March 15, 2013 § Leave a comment
This lecture on “Robot Desires” discusses the place of needs and desires in the robotic world, asking what do we really want from our robots? Unlike cyborgs, it is unlikely that robots themselves would ever have desires. Cyborgs have desires because humans have desires. The lecture distinguishes between a broad and a specialised notion of cyborgs, so that the former incorporates parts of our techno-environment, as in the example of a modern airport. What happens to human desires in that kind of an environment? We also need to ask whether a perfect cyborg is without desires. Are desires marks of human imperfection, as many philosophies and religions have argued? If we answer in the affirmative, then in this sense, robots are perfect.
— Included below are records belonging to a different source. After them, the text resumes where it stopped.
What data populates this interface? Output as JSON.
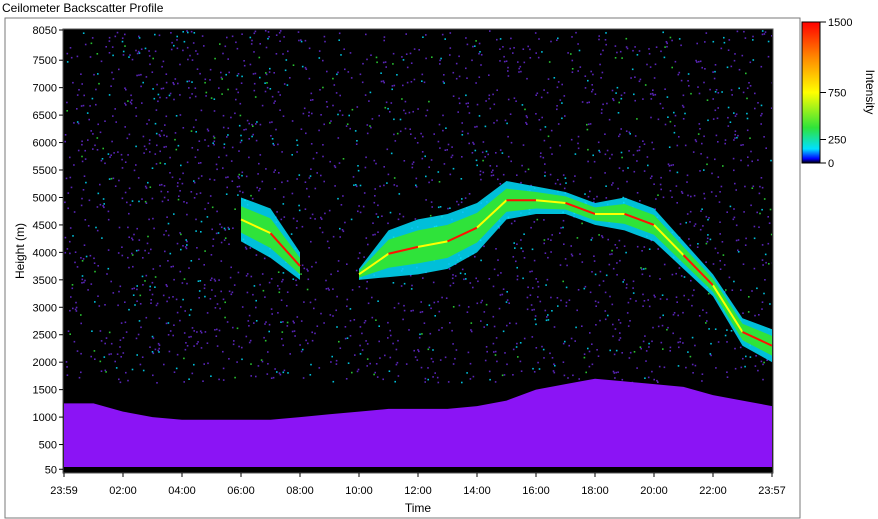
{
  "panel": {
    "title": "Ceilometer Backscatter Profile"
  },
  "chart_data": {
    "type": "heatmap",
    "xlabel": "Time",
    "ylabel": "Height (m)",
    "x_tick_labels": [
      "23:59",
      "02:00",
      "04:00",
      "06:00",
      "08:00",
      "10:00",
      "12:00",
      "14:00",
      "16:00",
      "18:00",
      "20:00",
      "22:00",
      "23:57"
    ],
    "x_tick_hours": [
      0,
      2,
      4,
      6,
      8,
      10,
      12,
      14,
      16,
      18,
      20,
      22,
      24
    ],
    "y_ticks": [
      50,
      500,
      1000,
      1500,
      2000,
      2500,
      3000,
      3500,
      4000,
      4500,
      5000,
      5500,
      6000,
      6500,
      7000,
      7500,
      8050
    ],
    "ylim": [
      0,
      8050
    ],
    "colorbar": {
      "label": "Intensity",
      "ticks": [
        0,
        250,
        750,
        1500
      ],
      "tick_labels": [
        "0",
        "250",
        "750",
        "1500"
      ],
      "range": [
        0,
        1500
      ]
    },
    "colors": {
      "background": "#000000",
      "noise": "#6a2bd9",
      "surface_layer": "#8b14f5",
      "low": "#00e0ff",
      "mid": "#2fe33a",
      "high": "#ffff00",
      "peak": "#ff1200"
    },
    "layers": {
      "boundary_layer_top_m": [
        1250,
        1250,
        1100,
        1000,
        950,
        950,
        950,
        950,
        1000,
        1050,
        1100,
        1150,
        1150,
        1150,
        1200,
        1300,
        1500,
        1600,
        1700,
        1650,
        1600,
        1550,
        1400,
        1300,
        1200
      ],
      "cloud_base_m": [
        null,
        null,
        null,
        null,
        null,
        null,
        4200,
        3900,
        3500,
        null,
        3500,
        3550,
        3600,
        3700,
        4000,
        4600,
        4700,
        4700,
        4500,
        4400,
        4200,
        3700,
        3200,
        2300,
        2000
      ],
      "cloud_top_m": [
        null,
        null,
        null,
        null,
        null,
        null,
        5000,
        4800,
        4000,
        null,
        3700,
        4400,
        4600,
        4700,
        4900,
        5300,
        5200,
        5100,
        4900,
        5000,
        4800,
        4200,
        3600,
        2800,
        2600
      ]
    }
  }
}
Timo Airaksinen (Ph.D. 1975, University of Turku) has been a full Professor of Philosophy, University of Helsinki, since 1981. He has published 350 articles and 20 books on a wide variety of topics, including the philosophy of technology, philosophical psychology, epistemology, the history of philosophy, and the philosophy of literature. He has visited many universities around the world, including for longer periods in Pittsburgh,Warsaw, Tokyo, Hamburg, and Cambridge, UK. Many of his research projects have been funded by Tekes – the Finnish Funding Agency for Technology and Innovation. His current project, also funded by Tekes, is “The Calculus of Desire”.